↓

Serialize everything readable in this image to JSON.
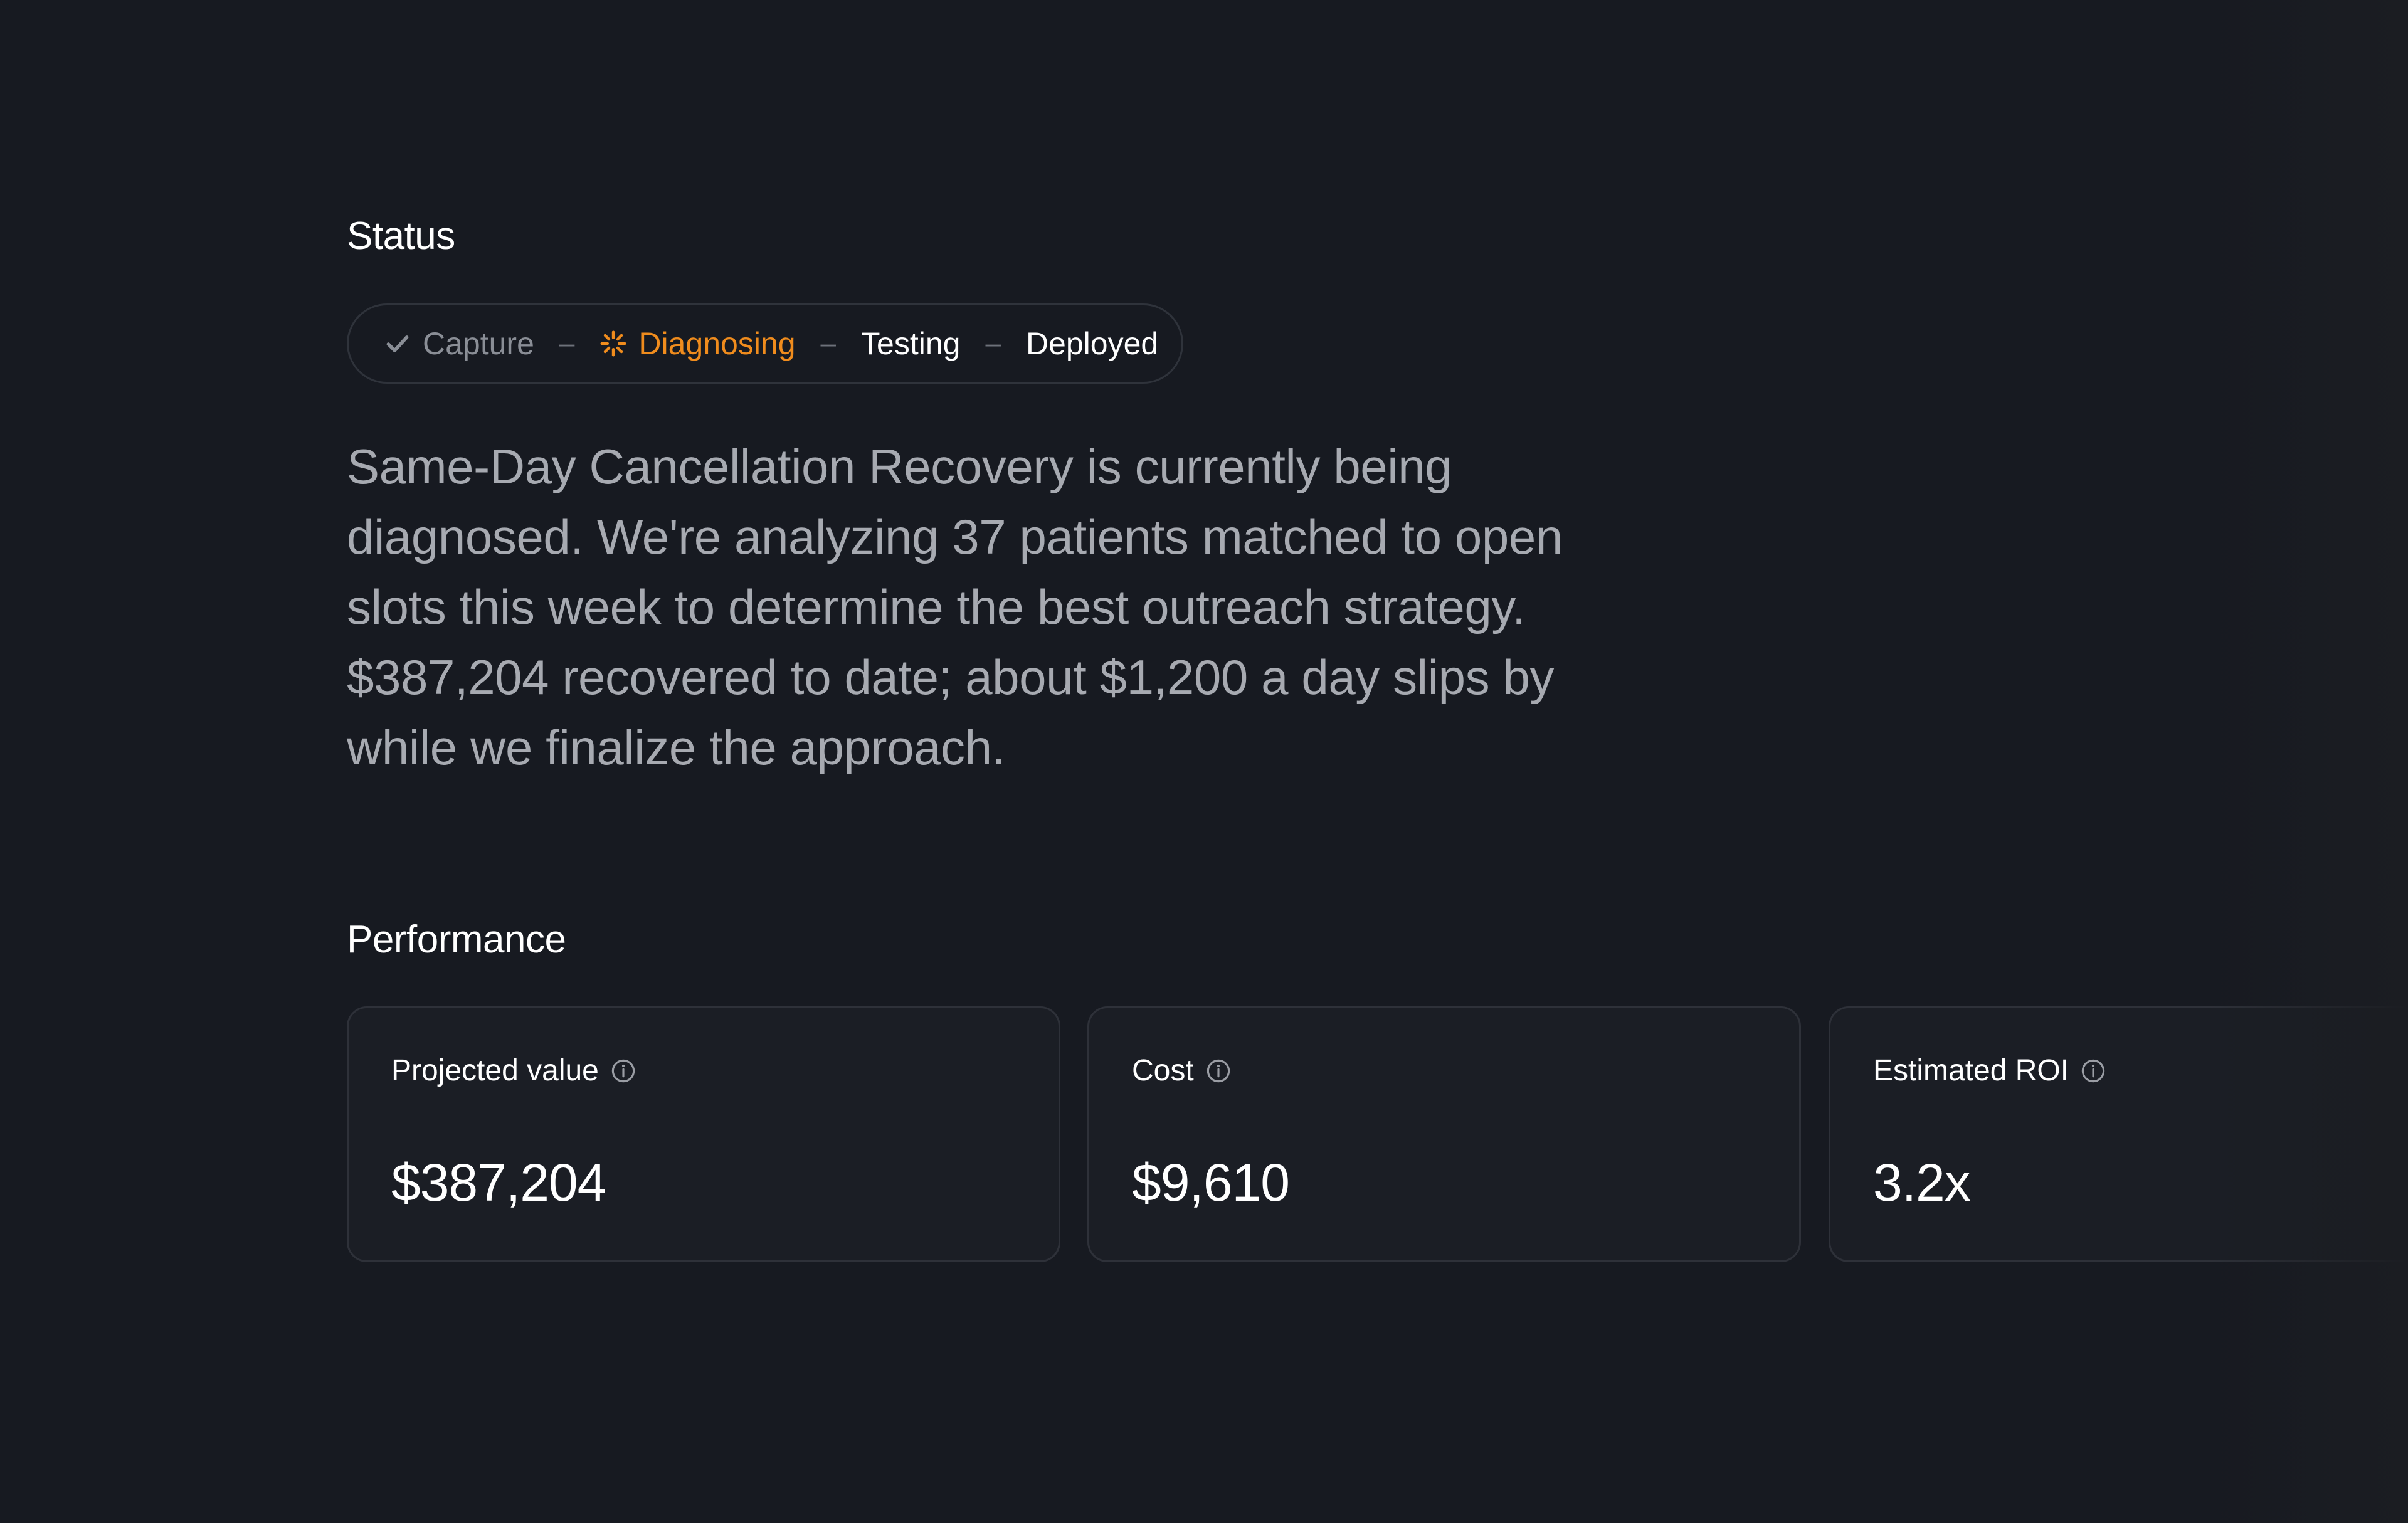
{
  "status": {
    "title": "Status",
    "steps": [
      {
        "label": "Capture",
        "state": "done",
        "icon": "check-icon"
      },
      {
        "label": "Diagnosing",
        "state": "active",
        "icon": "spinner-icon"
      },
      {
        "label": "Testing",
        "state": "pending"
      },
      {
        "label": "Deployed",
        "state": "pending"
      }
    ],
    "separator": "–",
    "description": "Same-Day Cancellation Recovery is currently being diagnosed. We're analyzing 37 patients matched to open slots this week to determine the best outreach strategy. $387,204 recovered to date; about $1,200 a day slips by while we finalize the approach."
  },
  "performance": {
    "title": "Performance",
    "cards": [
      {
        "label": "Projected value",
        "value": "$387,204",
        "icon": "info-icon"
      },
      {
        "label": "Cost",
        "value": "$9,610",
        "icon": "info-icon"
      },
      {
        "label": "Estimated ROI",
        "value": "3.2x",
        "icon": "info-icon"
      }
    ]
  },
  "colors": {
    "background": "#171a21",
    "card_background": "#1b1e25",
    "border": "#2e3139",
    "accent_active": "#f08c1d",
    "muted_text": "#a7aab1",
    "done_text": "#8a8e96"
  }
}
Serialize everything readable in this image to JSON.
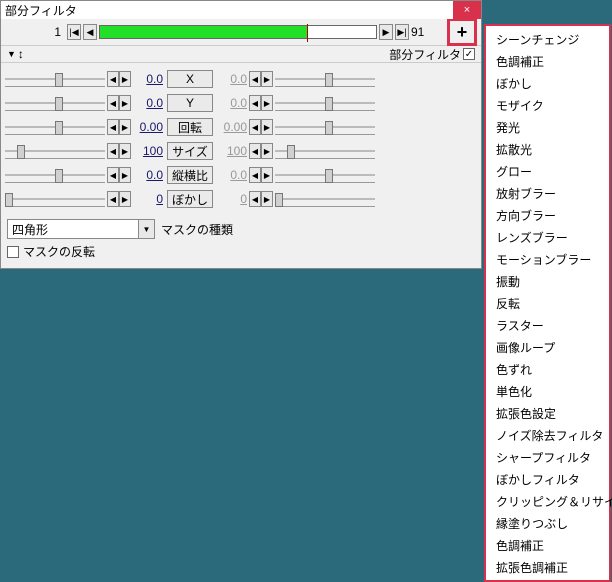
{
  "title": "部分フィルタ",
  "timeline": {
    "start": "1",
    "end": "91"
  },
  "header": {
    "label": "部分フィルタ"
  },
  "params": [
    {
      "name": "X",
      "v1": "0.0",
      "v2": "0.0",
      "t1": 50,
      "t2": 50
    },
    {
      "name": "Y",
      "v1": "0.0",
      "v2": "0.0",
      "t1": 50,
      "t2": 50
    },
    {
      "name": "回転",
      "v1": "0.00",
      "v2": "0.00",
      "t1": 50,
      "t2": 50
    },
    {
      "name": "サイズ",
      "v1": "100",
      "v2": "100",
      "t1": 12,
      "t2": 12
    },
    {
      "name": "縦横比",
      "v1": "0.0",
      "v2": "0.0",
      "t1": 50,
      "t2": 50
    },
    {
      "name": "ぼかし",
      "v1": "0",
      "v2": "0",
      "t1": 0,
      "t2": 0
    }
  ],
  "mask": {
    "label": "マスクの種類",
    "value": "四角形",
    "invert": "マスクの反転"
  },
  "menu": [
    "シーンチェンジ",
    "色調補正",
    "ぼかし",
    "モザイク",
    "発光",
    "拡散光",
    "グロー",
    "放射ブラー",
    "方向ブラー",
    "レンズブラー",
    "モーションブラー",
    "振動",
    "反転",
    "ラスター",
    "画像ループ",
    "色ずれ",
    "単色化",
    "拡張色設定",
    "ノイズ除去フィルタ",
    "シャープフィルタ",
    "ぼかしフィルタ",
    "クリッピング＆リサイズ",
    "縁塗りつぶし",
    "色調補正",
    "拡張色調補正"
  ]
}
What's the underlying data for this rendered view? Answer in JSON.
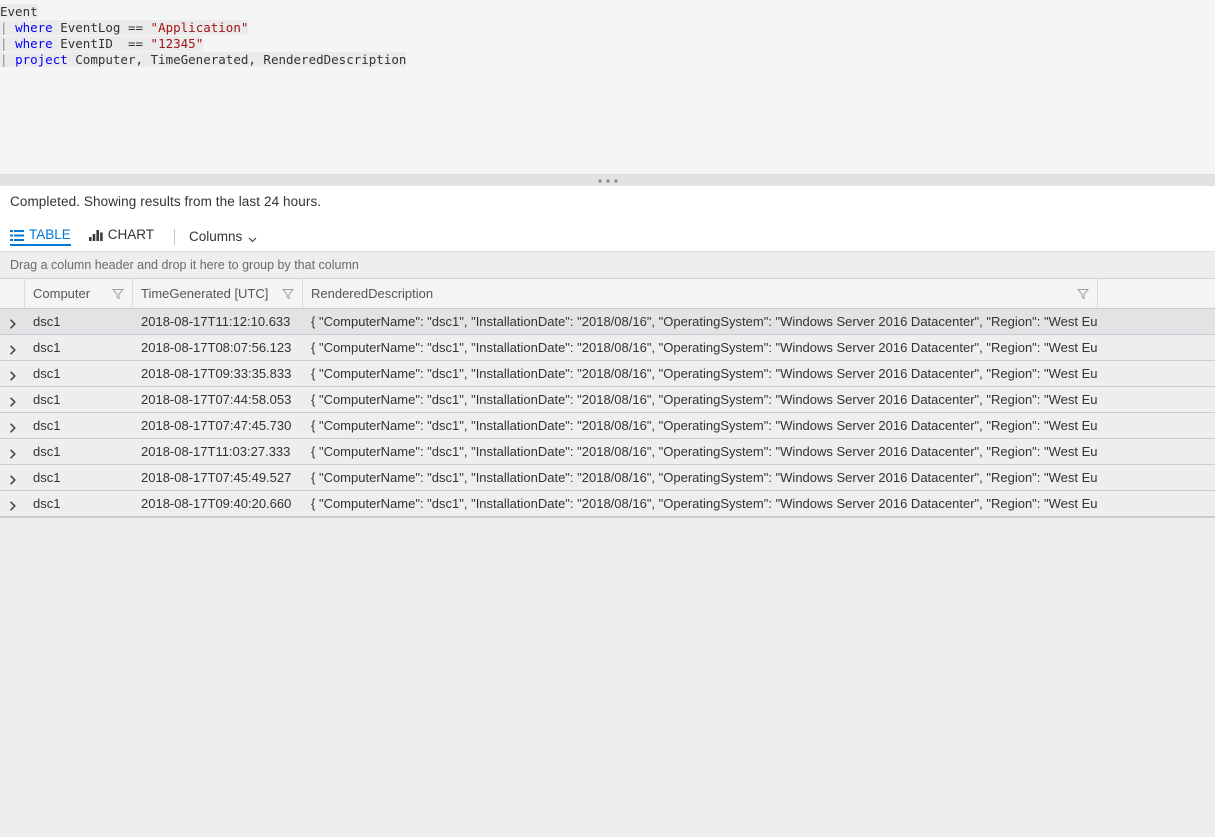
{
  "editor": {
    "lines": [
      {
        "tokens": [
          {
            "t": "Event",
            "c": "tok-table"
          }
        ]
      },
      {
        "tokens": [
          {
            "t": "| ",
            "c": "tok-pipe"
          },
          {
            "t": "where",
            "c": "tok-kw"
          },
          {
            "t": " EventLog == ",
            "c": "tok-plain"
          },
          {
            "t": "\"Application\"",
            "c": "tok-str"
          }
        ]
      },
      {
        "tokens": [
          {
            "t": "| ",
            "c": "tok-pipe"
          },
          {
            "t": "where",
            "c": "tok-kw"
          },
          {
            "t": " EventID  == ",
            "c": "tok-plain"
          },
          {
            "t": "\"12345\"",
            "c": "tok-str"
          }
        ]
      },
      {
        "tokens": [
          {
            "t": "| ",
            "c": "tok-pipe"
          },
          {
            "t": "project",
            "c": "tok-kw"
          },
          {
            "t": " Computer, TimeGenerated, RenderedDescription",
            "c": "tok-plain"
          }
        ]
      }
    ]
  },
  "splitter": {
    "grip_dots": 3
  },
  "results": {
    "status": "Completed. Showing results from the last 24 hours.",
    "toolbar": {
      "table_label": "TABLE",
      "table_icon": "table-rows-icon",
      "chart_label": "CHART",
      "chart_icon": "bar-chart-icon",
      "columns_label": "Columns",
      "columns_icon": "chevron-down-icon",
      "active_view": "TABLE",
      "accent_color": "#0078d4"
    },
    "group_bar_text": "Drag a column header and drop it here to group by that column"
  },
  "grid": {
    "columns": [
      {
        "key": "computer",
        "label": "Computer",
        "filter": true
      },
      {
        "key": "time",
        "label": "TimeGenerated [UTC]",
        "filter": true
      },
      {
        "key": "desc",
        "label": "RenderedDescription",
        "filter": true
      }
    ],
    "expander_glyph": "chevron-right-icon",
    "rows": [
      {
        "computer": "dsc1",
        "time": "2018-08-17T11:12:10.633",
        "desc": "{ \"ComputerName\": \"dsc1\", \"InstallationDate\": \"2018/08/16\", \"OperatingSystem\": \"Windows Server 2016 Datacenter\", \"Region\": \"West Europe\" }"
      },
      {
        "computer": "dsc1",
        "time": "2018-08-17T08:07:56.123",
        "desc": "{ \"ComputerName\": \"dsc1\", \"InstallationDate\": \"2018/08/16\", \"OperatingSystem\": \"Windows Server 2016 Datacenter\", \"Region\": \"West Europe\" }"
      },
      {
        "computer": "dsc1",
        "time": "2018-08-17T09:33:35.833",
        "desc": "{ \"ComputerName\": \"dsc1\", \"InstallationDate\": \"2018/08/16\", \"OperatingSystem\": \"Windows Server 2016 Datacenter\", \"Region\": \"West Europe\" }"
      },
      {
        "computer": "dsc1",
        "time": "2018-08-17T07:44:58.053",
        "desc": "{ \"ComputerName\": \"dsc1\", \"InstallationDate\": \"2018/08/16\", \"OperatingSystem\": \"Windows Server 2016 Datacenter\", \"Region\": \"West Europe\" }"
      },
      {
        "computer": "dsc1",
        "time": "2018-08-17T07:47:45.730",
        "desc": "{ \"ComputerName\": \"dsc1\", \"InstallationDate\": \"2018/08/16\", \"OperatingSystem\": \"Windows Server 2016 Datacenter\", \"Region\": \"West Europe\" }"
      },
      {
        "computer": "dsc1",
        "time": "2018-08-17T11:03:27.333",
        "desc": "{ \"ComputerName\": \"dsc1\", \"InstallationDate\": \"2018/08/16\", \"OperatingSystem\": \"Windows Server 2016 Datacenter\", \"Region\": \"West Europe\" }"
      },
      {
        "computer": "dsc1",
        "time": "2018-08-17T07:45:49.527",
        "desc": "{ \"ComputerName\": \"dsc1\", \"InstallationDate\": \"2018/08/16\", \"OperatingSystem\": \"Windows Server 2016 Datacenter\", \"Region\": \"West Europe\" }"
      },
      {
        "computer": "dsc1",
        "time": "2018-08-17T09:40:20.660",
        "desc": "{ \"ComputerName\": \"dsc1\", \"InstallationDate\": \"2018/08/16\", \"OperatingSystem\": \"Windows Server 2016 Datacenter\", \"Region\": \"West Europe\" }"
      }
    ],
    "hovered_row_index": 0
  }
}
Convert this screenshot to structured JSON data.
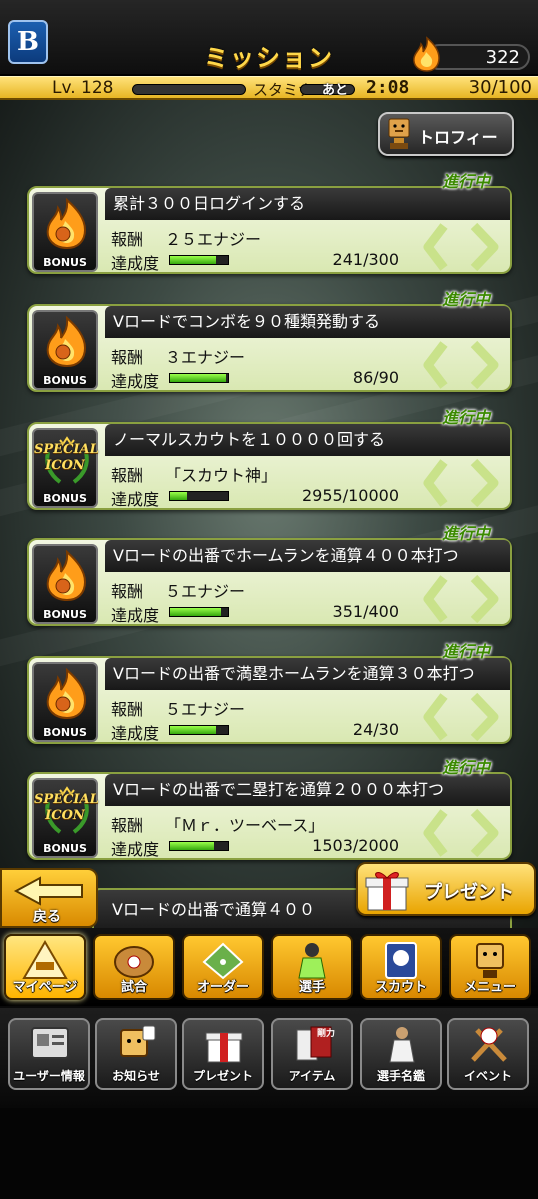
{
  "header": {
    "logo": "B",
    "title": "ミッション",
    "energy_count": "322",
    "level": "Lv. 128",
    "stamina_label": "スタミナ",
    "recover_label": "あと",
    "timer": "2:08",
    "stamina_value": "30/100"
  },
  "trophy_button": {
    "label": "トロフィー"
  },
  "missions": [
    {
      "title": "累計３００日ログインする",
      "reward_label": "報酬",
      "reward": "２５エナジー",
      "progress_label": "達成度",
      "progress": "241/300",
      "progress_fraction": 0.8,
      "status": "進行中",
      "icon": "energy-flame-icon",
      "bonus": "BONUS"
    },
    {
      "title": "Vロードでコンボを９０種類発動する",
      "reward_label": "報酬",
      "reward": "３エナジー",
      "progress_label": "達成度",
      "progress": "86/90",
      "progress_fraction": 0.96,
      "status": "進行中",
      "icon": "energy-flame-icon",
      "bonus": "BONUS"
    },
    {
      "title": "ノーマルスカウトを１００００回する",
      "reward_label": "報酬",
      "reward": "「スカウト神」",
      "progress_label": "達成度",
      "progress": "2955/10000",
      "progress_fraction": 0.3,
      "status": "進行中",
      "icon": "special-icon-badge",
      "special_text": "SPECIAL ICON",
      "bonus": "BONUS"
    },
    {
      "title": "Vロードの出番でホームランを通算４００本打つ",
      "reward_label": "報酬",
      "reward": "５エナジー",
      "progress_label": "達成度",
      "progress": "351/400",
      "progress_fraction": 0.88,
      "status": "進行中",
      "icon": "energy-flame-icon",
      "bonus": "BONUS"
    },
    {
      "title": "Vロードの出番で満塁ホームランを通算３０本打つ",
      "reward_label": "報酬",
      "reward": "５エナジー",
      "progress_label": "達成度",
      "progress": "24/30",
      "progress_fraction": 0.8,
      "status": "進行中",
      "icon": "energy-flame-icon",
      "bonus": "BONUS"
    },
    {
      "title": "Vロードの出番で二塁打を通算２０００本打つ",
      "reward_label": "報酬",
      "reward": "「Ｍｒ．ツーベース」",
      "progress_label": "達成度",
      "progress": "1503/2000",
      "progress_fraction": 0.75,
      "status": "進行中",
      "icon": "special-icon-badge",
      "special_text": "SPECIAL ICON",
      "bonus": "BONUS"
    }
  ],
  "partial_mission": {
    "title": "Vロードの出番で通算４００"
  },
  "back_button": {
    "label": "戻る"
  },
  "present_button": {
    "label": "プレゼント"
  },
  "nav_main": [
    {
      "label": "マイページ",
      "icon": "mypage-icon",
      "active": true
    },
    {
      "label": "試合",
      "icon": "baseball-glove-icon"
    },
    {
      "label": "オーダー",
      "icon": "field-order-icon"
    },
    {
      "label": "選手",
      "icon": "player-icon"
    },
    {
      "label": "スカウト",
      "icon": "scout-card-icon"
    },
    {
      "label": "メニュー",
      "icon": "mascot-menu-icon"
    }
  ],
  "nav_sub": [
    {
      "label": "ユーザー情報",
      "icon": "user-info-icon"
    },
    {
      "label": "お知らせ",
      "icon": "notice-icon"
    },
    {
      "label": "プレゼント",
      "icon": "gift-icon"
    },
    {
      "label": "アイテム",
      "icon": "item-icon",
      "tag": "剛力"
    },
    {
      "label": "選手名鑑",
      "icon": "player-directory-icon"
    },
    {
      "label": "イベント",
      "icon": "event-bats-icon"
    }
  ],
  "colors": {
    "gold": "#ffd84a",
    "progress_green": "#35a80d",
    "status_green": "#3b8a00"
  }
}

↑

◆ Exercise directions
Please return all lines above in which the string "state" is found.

◆ Response area
        "state": "done",
        "state": "active",
        "state": "pending"
        "state": "pending"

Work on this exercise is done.